*ACTION ITEM*:
The finished copy should match every record exactly and contain no pictures.

*GIVEN DATA*:
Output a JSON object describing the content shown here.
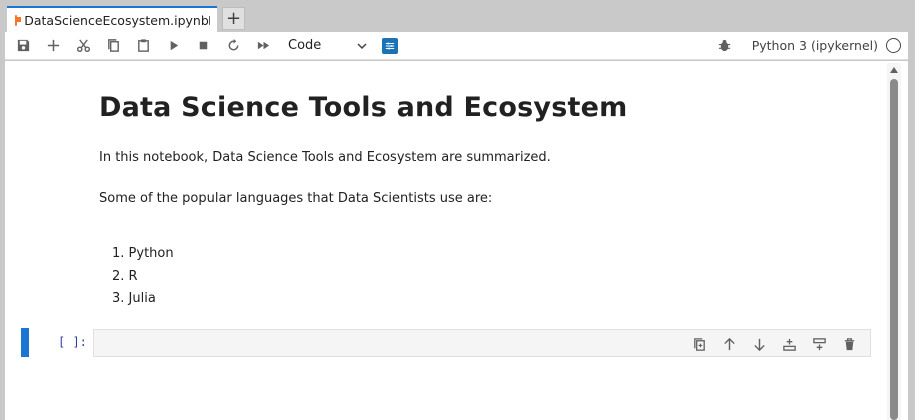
{
  "tab": {
    "title": "DataScienceEcosystem.ipynb",
    "icon": "notebook-icon",
    "accent": "#f37726",
    "unsaved": true
  },
  "toolbar": {
    "buttons": [
      "save-icon",
      "add-cell-icon",
      "cut-icon",
      "copy-icon",
      "paste-icon",
      "run-icon",
      "stop-icon",
      "restart-icon",
      "fast-forward-icon"
    ],
    "cell_type": "Code",
    "kernel_name": "Python 3 (ipykernel)",
    "accent": "#1976d2"
  },
  "markdown": {
    "heading": "Data Science Tools and Ecosystem",
    "intro": "In this notebook, Data Science Tools and Ecosystem are summarized.",
    "languages_intro": "Some of the popular languages that Data Scientists use are:",
    "languages": [
      "Python",
      "R",
      "Julia"
    ],
    "language_numbers": [
      "1.",
      "2.",
      "3."
    ]
  },
  "code_cell": {
    "prompt": "[ ]:",
    "source": "",
    "tools": [
      "duplicate-icon",
      "move-up-icon",
      "move-down-icon",
      "insert-above-icon",
      "insert-below-icon",
      "delete-icon"
    ]
  }
}
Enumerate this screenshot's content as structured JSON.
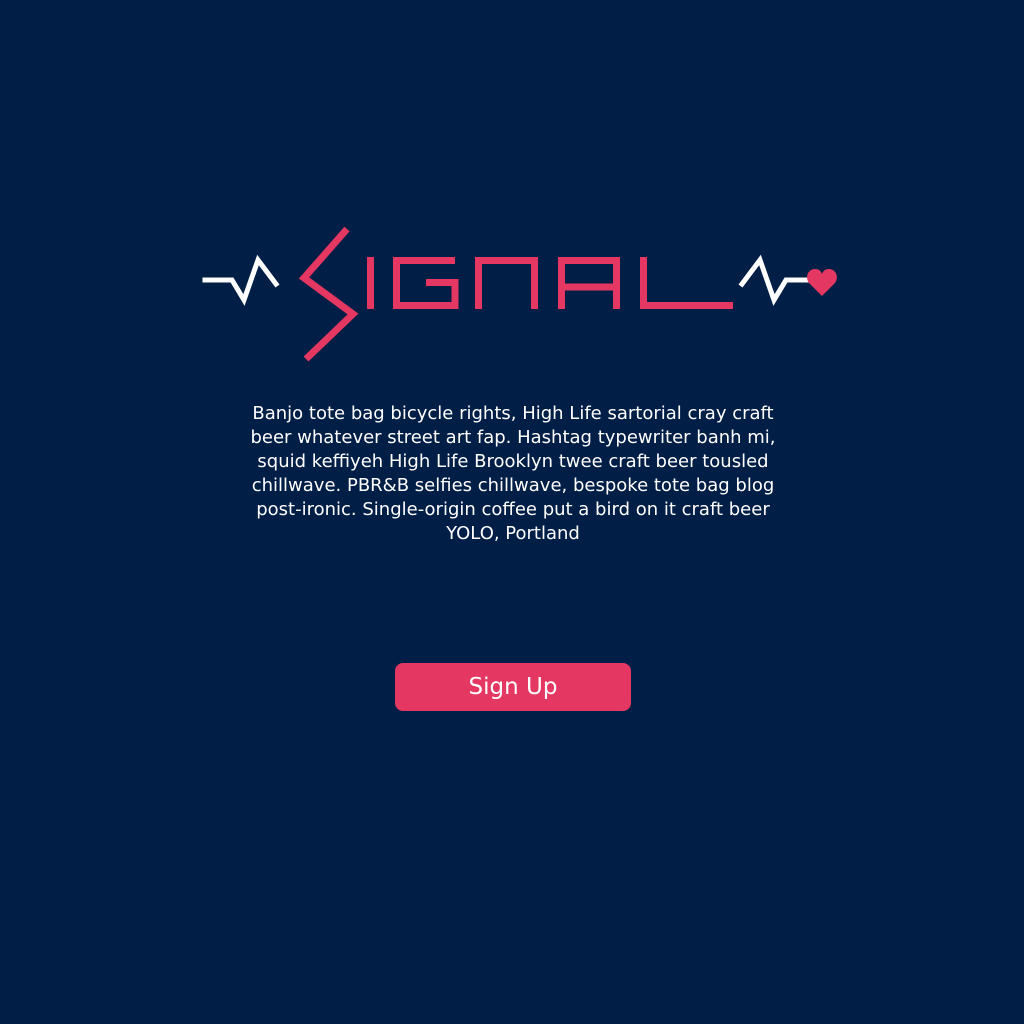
{
  "logo": {
    "wordmark": "SIGNAL",
    "accent_color": "#e43762",
    "pulse_color": "#ffffff",
    "icons": [
      "heartbeat-pulse-icon",
      "heart-icon"
    ]
  },
  "intro": {
    "text": "Banjo tote bag bicycle rights, High Life sartorial cray craft beer whatever street art fap. Hashtag typewriter banh mi, squid keffiyeh High Life Brooklyn twee craft beer tousled chillwave. PBR&B selfies chillwave, bespoke tote bag blog post-ironic. Single-origin coffee put a bird on it craft beer YOLO, Portland"
  },
  "signup": {
    "label": "Sign Up",
    "color": "#e43762"
  },
  "theme": {
    "background": "#001e46",
    "text": "#ffffff"
  }
}
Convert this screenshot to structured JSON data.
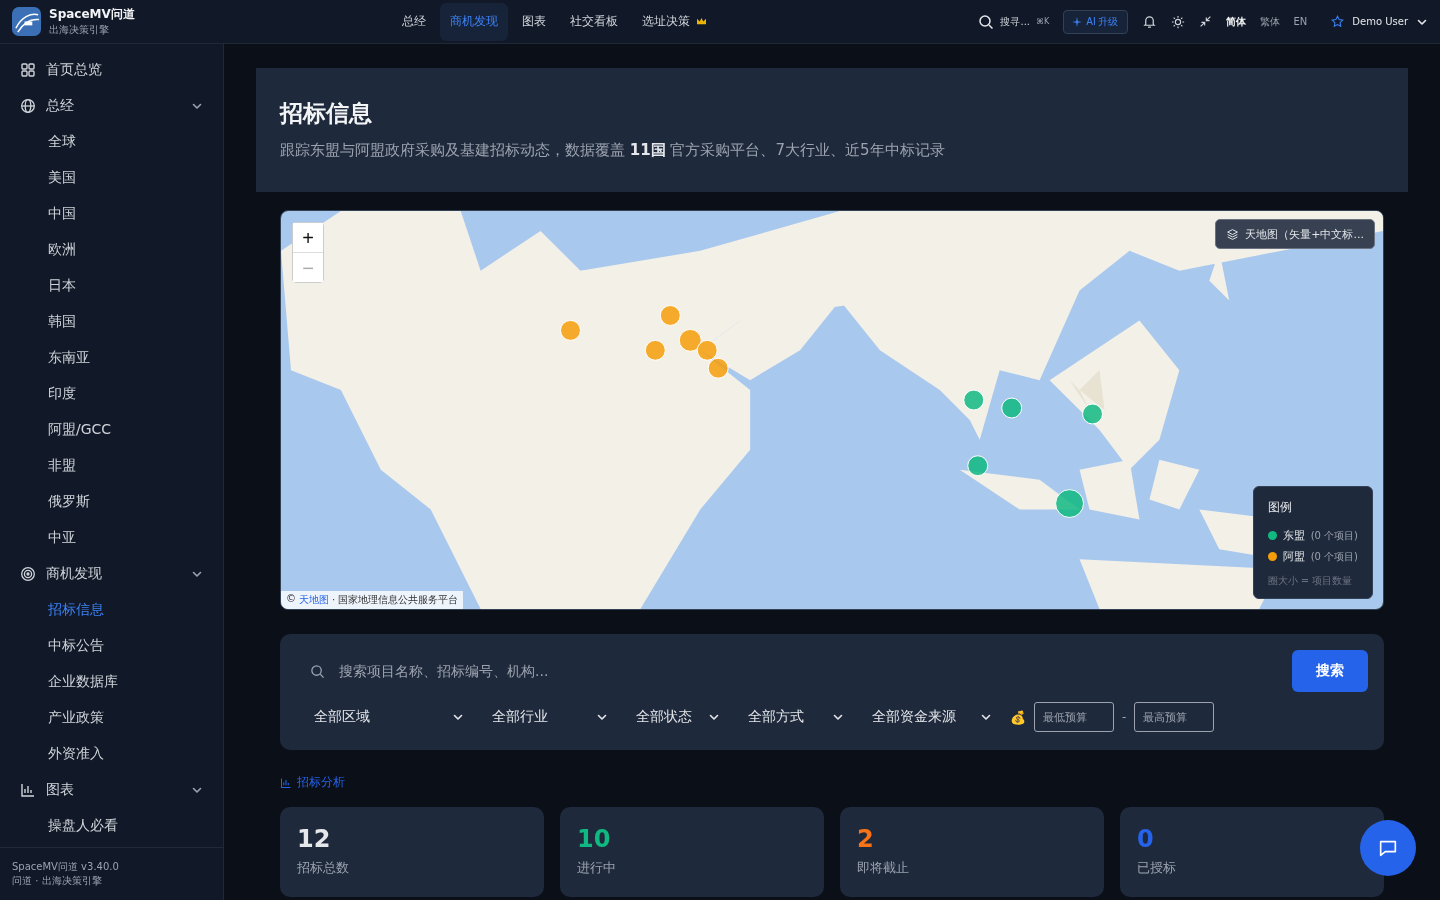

*RESULT FOR THIS EXERCISE*:
Output a JSON object describing the content shown here.
{
  "tab": {
    "title": "DataScienceEcosystem.ipynb",
    "icon": "notebook-icon",
    "accent": "#f37726",
    "unsaved": true
  },
  "toolbar": {
    "buttons": [
      "save-icon",
      "add-cell-icon",
      "cut-icon",
      "copy-icon",
      "paste-icon",
      "run-icon",
      "stop-icon",
      "restart-icon",
      "fast-forward-icon"
    ],
    "cell_type": "Code",
    "kernel_name": "Python 3 (ipykernel)",
    "accent": "#1976d2"
  },
  "markdown": {
    "heading": "Data Science Tools and Ecosystem",
    "intro": "In this notebook, Data Science Tools and Ecosystem are summarized.",
    "languages_intro": "Some of the popular languages that Data Scientists use are:",
    "languages": [
      "Python",
      "R",
      "Julia"
    ],
    "language_numbers": [
      "1.",
      "2.",
      "3."
    ]
  },
  "code_cell": {
    "prompt": "[ ]:",
    "source": "",
    "tools": [
      "duplicate-icon",
      "move-up-icon",
      "move-down-icon",
      "insert-above-icon",
      "insert-below-icon",
      "delete-icon"
    ]
  }
}
Enumerate this screenshot's content as structured JSON.
{
  "logo": {
    "wordmark": "SIGNAL",
    "accent_color": "#e43762",
    "pulse_color": "#ffffff",
    "icons": [
      "heartbeat-pulse-icon",
      "heart-icon"
    ]
  },
  "intro": {
    "text": "Banjo tote bag bicycle rights, High Life sartorial cray craft beer whatever street art fap. Hashtag typewriter banh mi, squid keffiyeh High Life Brooklyn twee craft beer tousled chillwave. PBR&B selfies chillwave, bespoke tote bag blog post-ironic. Single-origin coffee put a bird on it craft beer YOLO, Portland"
  },
  "signup": {
    "label": "Sign Up",
    "color": "#e43762"
  },
  "theme": {
    "background": "#001e46",
    "text": "#ffffff"
  }
}
Convert this screenshot to structured JSON data.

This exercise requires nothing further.